Starting this orphanage back in 2007 was no easy task. Since the community did not want to welcome such children, Dr. Raja had to plead to several landlords to get grant for a piece of land to start the school. Today, the orphanage has moved to its own place with four blocks of construction - one serves as a clinic to attend the children, one is the school/administrative block, the other two are the boys’ and girls’ hostels. Realising the good efforts put in by Dr. Raja, the community has developed an understanding of this deadly disease and has welcomed the children. In fact, looking at the success of the children’s performance, many parents want to send their normal/healthy children to this school.

HUT has made a tremendous difference by starting a home and school for stigmatised children, and by successfully integrating the graduate children into mainstream society. The students from our school have earned several awards at District-level competitions, often attended by senior District Administrative Officers. The eldest child at our home came to the House of Hope when he was orphaned while studying in II grade. Today, he is doing his Diploma in mechanical Engineering. Three other students have joined Government Polytechnic College for Diploma Engineering and one student has joined bachelor’s degree program in Commerce last year. (2015-16).  Our Students have put up a result of 100% pass rate consequently for the past three years Not on this, our kids do well in the public examination conducted by the government (a common examination for all the students from all the schools).

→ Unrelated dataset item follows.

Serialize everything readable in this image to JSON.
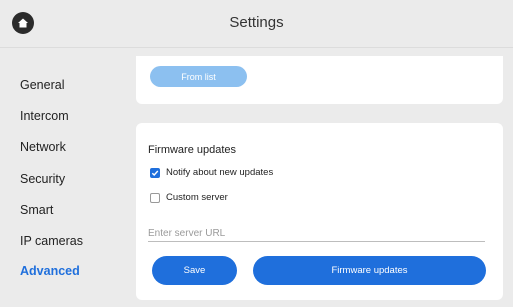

In India, one of the most important and yet underrated aspects in fighting HIV/AIDS is the stigma associated with the disease. The stigma keeps children, who otherwise could have lived a dignified life, out of the societal periphery. We have managed to integrate these children with the rest of the world by providing them education, which likely may have eluded them – And that makes HUT’s endeavour worthwhile and unique. In the past 10 years, the organisation has managed to integrate 22 children in regular schools. 

Dr. Raja, who is a qualified diabetologist, left a very lucrative and successful private practice to devoted himself full-time into helping these 100 children living at ‘House of Hope’. Together, Dr. Raja and Dr. Indhra have treated more than 3000 AIDS patients at our hospital.

Approximately 72% of children affected by AIDS in Tamil Nadu are reportedly underweight. At Hut, we make sure to provide both education and good health to the children in need. Since 2007, the organisation has managed to bring 87 underweight and unhealthy children back to good health.

The success of this organisation lies in the trust that the at-risk community of Tamil Nadu places on them. Marginalised communities of transgenders or sex-workers now depend on HUT, in case they or their children get infected with the disease.  Despite a cut in funding by state authorities for AIDS recently, we have managed to provide a consistent level of care for all the children.